Nigeria's central bank hikes interest rate to 14 percent

Trade group raises 2016 sales growth forecast to 3.4 percent

South Korea's growth improves on better consumption

Interactives
Greece's Debt Threatens to Spread
State budget
gaps map
Auto industry problems trickle down, punish Tennessee county
Women give old Derby hats a makeover in tough economy
S.C. town deals with highest unemployment in South
How mortgages were bundled and sold as securities
Tracking the $700 billion financial bailout
Tracking the year's job losses
State-by-state foreclosures since 2007
Credit crisis explained
Presidents and their economic legacies
Lexicon of the financial crisis
Americans' addiction to debt

TOKYO (AP) -- Japan's central bank opted Friday for a modest expansion of its lavish monetary stimulus to help perk up sluggish growth and combat deflation.

The Bank of Japan ended a policy meeting Friday by announcing it will expand purchases of assets from financial institutions to help inject more cash into the world's third-largest economy and pursue its 2 percent inflation target.

But the measures fell short of expectations among many investors for more aggressive action. Ahead of the meeting, speculation had mounted over the possibility for a so-called "helicopter money" approach that would entail more direct infusions of money into the economy.

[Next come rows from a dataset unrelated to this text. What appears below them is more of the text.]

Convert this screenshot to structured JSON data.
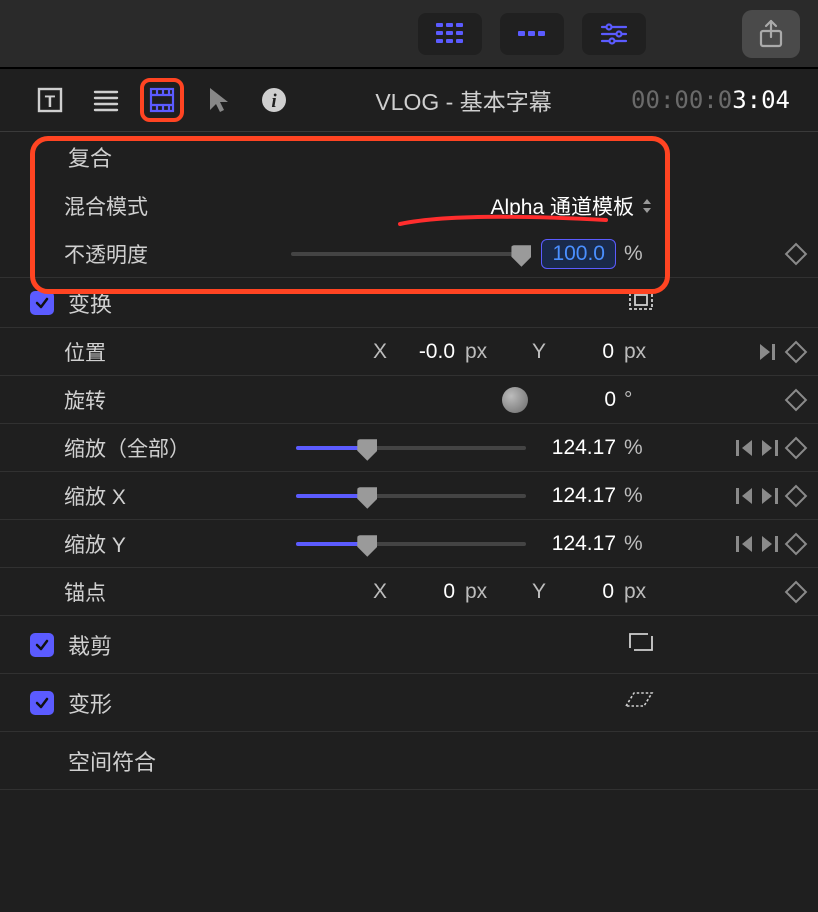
{
  "toolbar": {
    "grid_icon": "grid9",
    "strip_icon": "strip",
    "sliders_icon": "sliders",
    "share_icon": "share"
  },
  "header": {
    "title": "VLOG - 基本字幕",
    "timecode_grey": "00:00:0",
    "timecode_white": "3:04"
  },
  "composite": {
    "section_label": "复合",
    "blend_label": "混合模式",
    "blend_value": "Alpha 通道模板",
    "opacity_label": "不透明度",
    "opacity_value": "100.0",
    "opacity_unit": "%"
  },
  "transform": {
    "section_label": "变换",
    "checked": true,
    "position_label": "位置",
    "position_x": "-0.0",
    "position_y": "0",
    "rotation_label": "旋转",
    "rotation_value": "0",
    "rotation_unit": "°",
    "scale_all_label": "缩放（全部）",
    "scale_all_value": "124.17",
    "scale_x_label": "缩放 X",
    "scale_x_value": "124.17",
    "scale_y_label": "缩放 Y",
    "scale_y_value": "124.17",
    "scale_unit": "%",
    "anchor_label": "锚点",
    "anchor_x": "0",
    "anchor_y": "0",
    "px_unit": "px"
  },
  "crop": {
    "section_label": "裁剪",
    "checked": true
  },
  "distort": {
    "section_label": "变形",
    "checked": true
  },
  "spatial": {
    "section_label": "空间符合"
  },
  "labels": {
    "axis_x": "X",
    "axis_y": "Y"
  }
}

Recently, the government downgraded its growth forecast for 2016 to 0.9 percent from 1.7 percent.

"With underlying inflation set to moderate further toward the end of the year, we think that the bank will still have to provide more easing before too long," Marcel Thieliant of Capital Economics said in an analysis. "Overall, today's decision was a clear disappointment," he said.

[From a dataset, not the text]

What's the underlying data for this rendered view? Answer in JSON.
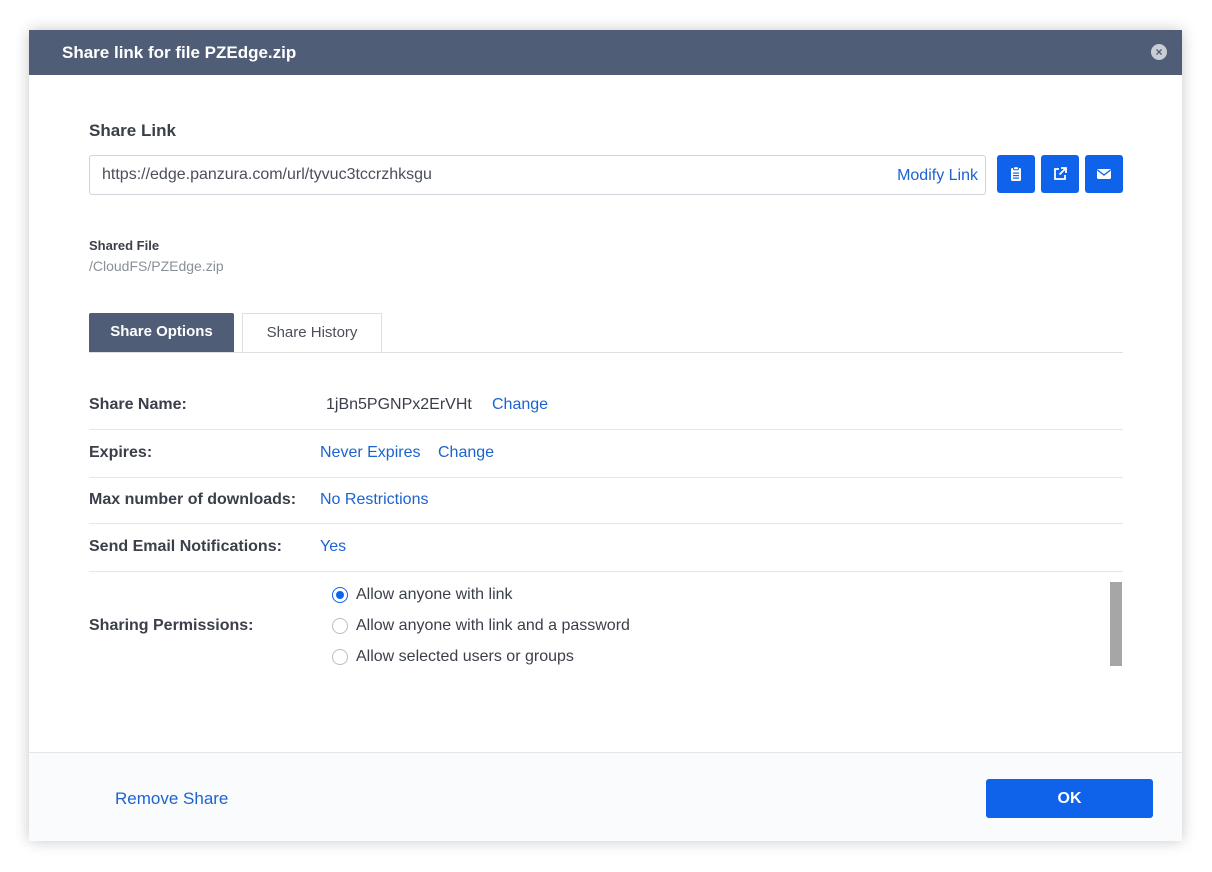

The 7-2 central bank decision was to almost double annual purchases of exchange traded funds, to 6 trillion yen ($57 billion) from the current 3.3 trillion yen. One fifth of that will be earmarked for companies that meet benchmarks for investing in staffing and equipment, it said in a statement.

It also doubled the size of a U.S. dollar lending program to support Japanese companies' operations overseas, to $24 billion.

The BOJ already is injecting about 80 trillion yen ($760 billion) a year into the economy through asset purchases, mainly of Japanese government bonds.

The central bank was under heavy pressure to act after earlier this week Prime Minister Shinzo Abe announced 28 trillion yen ($267 billion) in spending initiatives to help support the sagging economic recovery.

The recent vote by Britain to leave the European Union has added to the uncertainties clouding the global outlook at a time when Japan's recovery remains in question.

"There is considerable uncertainty over the outlook for prices against the background of uncertainties surrounding overseas economies and global financial markets," the central bank said.

The central bank did not change the interest it charges on policy-rate balances it holds for commercial banks, which is now at a record low minus 0.1 percent.

Financial markets seemed underwhelmed by the central bank's modest action.

The Nikkei 225 stock index dropped nearly 2 percent but later regained some lost ground, trading 0.7 percent lower by mid-afternoon Friday. The U.S. dollar weakened to 103.10 yen from 104.80 yen late Thursday.

Ahead of the central bank's decision, Japan reported further signs of weakness in its economy in June, with industrial output and consumer spending falling from the year before.

Core inflation excluding volatile food prices dropped 0.5 percent from 0.4 percent in May, while household spending fell 2.2 percent from a year earlier.

Unemployment fell to 3.1 percent in June from 3.2 percent for the past several months. But tightness in the job market has not spilled into significant increases in wages that might help spur more consumer demand and encourage businesses to investment in the short of "virtuous cycle" Abe has been promising since he took office in late 2012.

Still, while industrial output fell 1.9 percent from the year before, it rose 1.9 percent from the month before, with strong shipments related to homebuilding and other construction.

---

AP Business Writer Elaine Kurtenbach contributed from Bangkok, Thailand.

© 2016 The Associated Press. All rights reserved. This material may not be published, broadcast, rewritten or redistributed. Learn more about our Privacy Policy and Terms of Use.